The survival rate for patients with SLE is improving due to the use of immunosuppressive drugs. Nevertheless, people with Lupus can still die young from heart attacks or infections related to the suppression of the immune system. People with Lupus may look healthy as the effects of this autoimmune disease aren’t always identifiable.
Josephine writes, "Lupus is a lifetime burden and mine started from about the age of five. Childhood onset lupus is usually a more severe illness and has greater disease damage over time. I regularly complained of muscular aches and pains, and arthritic pain in my knees and wrists, which my parents could only explain away as growing pains.”
"Over the following years, other symptoms developed such as swollen joints, hair loss, rashes, fatigue, swollen glands, fluid retention, abdominal and chest pain, shortness of breath, anaemia and pain in most parts of my body. Subsequently, I underwent many blood tests, which revealed my DNA marker was evaluated at 115 (normal range 0-7) and a kidney biopsy, which indicated that I was Class III/IV Lupus Nephritis (loss of kidney function risk).”
"By the age of nine, my diagnosis was confirmed as Systemic Lupus Erythematosus. The first drug to be prescribed was a steroid, which unfortunately on high doses comes with many side effects, especially for young children."
The disease was still not under control by the time Josephine was 11, so the next step was chemo therapy, given intravenously monthly for six months. She says, "This had a positive impact, but SLE got the upper hand once again. At age 13, I underwent another kidney biopsy, so my Lupus flare up was only getting worse. I am now slowly getting better over the past couple of years, and fortunately taking less medications. I have had experiences that have healed and taught me many ways to make my life easier and have found what has helped my specific Lupus."
"My life wasn’t like the average child, and I hope that my fundraiser will help people who are in similar situations with this horrible illness and other immune disorders."
The money Josephine received from fundraising on GoFundMe went directly to AIFA research projects.

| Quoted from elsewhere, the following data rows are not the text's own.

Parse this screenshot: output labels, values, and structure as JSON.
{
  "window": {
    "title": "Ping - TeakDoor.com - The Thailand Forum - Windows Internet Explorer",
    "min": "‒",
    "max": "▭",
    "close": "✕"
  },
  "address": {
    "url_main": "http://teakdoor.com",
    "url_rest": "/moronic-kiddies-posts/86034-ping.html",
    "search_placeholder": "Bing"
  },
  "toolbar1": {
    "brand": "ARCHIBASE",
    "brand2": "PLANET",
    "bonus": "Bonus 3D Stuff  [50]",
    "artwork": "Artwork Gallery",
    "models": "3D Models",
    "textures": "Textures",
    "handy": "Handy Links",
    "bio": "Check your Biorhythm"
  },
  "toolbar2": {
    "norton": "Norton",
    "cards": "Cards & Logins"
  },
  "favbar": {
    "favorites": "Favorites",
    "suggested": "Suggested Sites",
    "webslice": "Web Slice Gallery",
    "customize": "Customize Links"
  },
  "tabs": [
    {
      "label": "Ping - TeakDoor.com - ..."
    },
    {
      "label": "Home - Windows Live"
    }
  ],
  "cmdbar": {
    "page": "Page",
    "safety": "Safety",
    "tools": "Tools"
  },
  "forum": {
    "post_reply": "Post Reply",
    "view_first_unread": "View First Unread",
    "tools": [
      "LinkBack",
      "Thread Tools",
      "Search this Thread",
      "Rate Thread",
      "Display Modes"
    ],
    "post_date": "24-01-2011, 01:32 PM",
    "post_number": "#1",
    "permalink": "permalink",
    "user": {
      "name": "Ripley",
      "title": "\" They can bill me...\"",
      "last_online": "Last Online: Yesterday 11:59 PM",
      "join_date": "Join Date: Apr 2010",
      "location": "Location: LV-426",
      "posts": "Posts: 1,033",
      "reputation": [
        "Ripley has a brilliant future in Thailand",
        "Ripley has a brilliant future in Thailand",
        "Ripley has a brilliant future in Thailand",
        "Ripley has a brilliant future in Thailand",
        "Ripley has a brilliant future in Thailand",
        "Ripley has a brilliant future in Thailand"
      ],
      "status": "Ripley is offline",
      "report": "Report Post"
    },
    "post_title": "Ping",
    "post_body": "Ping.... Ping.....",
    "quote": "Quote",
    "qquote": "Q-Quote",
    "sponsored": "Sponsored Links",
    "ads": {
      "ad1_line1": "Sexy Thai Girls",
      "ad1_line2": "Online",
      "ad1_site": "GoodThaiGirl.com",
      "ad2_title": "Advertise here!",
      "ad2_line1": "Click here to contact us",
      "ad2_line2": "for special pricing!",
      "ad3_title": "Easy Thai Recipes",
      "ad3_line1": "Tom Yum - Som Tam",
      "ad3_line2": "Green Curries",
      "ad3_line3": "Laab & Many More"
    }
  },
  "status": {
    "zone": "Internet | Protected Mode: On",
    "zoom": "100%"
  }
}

She also gave her hair to the Australia Alopecia Areata Foundation, which makes wigs for children with an autoimmune disease called Alopecia Areata.
We think your story is inspirational Josephine!
Content updated July 2020